More You Eat Home-Cooked Meals, The Better Your Diet, Study Finds
SEATTLE — Just by way of cooking your own food, you’re likely enjoying a healthier diet than those who rely on eating out, a new study finds.
Researchers at the University of Washington interviewed 437 residents of nearby King County, asking them to fill out a questionnaire detailing their eating experiences. They compared this data to a metric devised by the USDA called the Healthy Eating Index.
The index, which evaluates one’s compliance with federal guidelines set for a healthy diet, is weighted on a 100-point scale.
The study showed that those who cooked at home about three times a week had an index score of 67. That score rose to 74, however, for individuals who doubled their at-home cooking rate to about six times a week.
The home-cooked meals saw families enjoying diets lower in calories, sugar, and fat, the study determined, without adding any extra weight to a monthly food budget.
“By cooking more often at home, you have a better diet at no significant cost increase, while if you go out more, you have a less healthy diet at a higher cost,” notes Adam Drewnowski, the study’s lead researcher and a professor of epidemiology, in a university release. “The differences were significant, even with a relatively small study sample.”
With about half of all food expenditures being spent on food prepared outside the house, this study may help illuminate a potential cause for high rates of obesity and malnutrition— more than a third of Americans are obese, while only one-fifth meet the USDA’s dietary guidelines.
Americans generally work more than individuals from other Western nations, which may lead to what epidemiologists call “time poverty,” making the habit of cooking a luxury.
Interestingly, the researchers didn’t find a correlation between income or education level and one’s propensity to eat out.
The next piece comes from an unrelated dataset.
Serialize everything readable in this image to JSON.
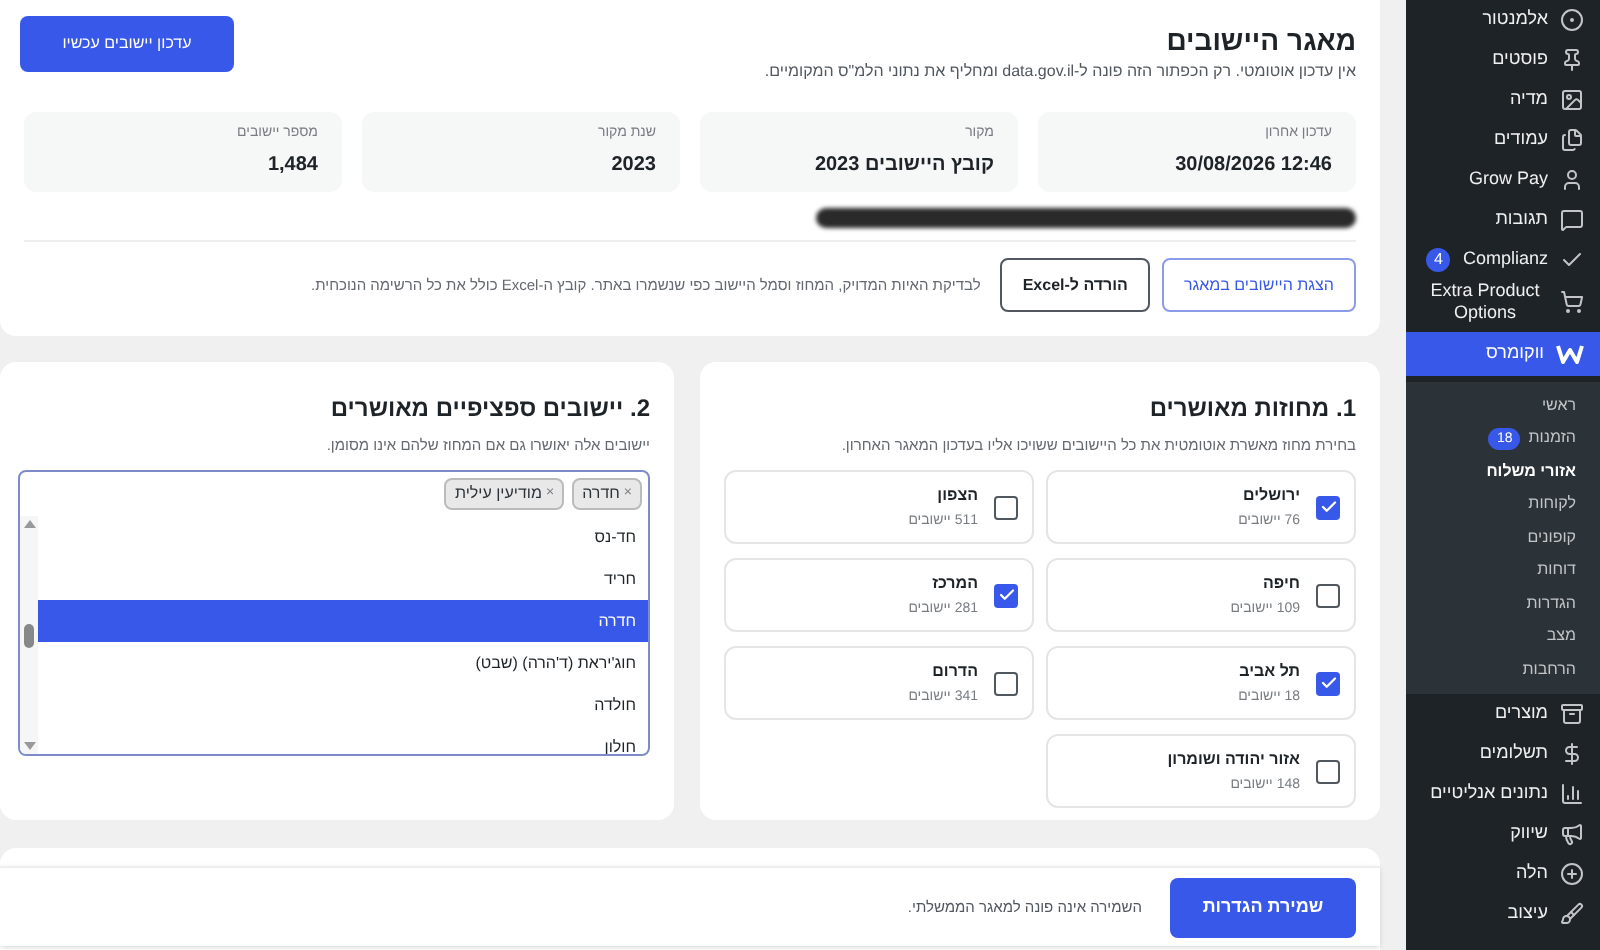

Common wisdom would suggest that those who are poorer might resort to eating fast food.
While the study involved self-reporting— a methodology prone to faulty memory— Drewnowski explained that the vast majority of nutritional research is done this way.
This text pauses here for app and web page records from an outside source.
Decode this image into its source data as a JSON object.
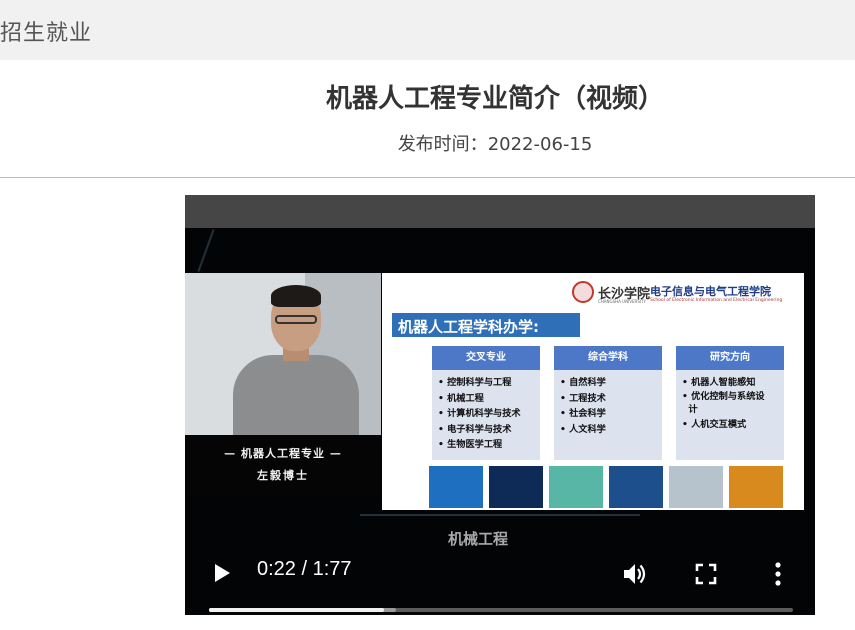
{
  "breadcrumb": {
    "label": "招生就业"
  },
  "article": {
    "title": "机器人工程专业简介（视频）",
    "date_label": "发布时间：",
    "date_value": "2022-06-15"
  },
  "video": {
    "presenter_caption_title": "— 机器人工程专业 —",
    "presenter_caption_name": "左毅博士",
    "slide": {
      "university_logo": "长沙学院",
      "university_logo_en": "CHANGSHA UNIVERSITY",
      "college_name": "电子信息与电气工程学院",
      "college_name_en": "School of Electronic Information and Electrical Engineering",
      "banner": "机器人工程学科办学:",
      "columns": [
        {
          "heading": "交叉专业",
          "items": [
            "• 控制科学与工程",
            "• 机械工程",
            "• 计算机科学与技术",
            "• 电子科学与技术",
            "• 生物医学工程"
          ]
        },
        {
          "heading": "综合学科",
          "items": [
            "• 自然科学",
            "• 工程技术",
            "• 社会科学",
            "• 人文科学"
          ]
        },
        {
          "heading": "研究方向",
          "items": [
            "• 机器人智能感知",
            "• 优化控制与系统设",
            "  计",
            "• 人机交互模式"
          ]
        }
      ],
      "thumbnails": [
        "5g-network",
        "connected-earth",
        "recycling-cycle",
        "microchip",
        "optics-lens",
        "industrial-robot-arm"
      ]
    },
    "subtitle": "机械工程",
    "controls": {
      "time": "0:22 / 1:77",
      "play_icon": "play-icon",
      "volume_icon": "volume-icon",
      "fullscreen_icon": "fullscreen-icon",
      "more_icon": "more-vert-icon",
      "progress_fraction": 0.3,
      "buffered_fraction": 0.32
    }
  },
  "colors": {
    "breadcrumb_bg": "#f1f1f1",
    "slide_banner": "#2e6fb7",
    "column_head": "#4d78c8"
  }
}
The study’s relatively small sample size also warrants further examination.
The findings were published in the American Journal of Preventive Medicine.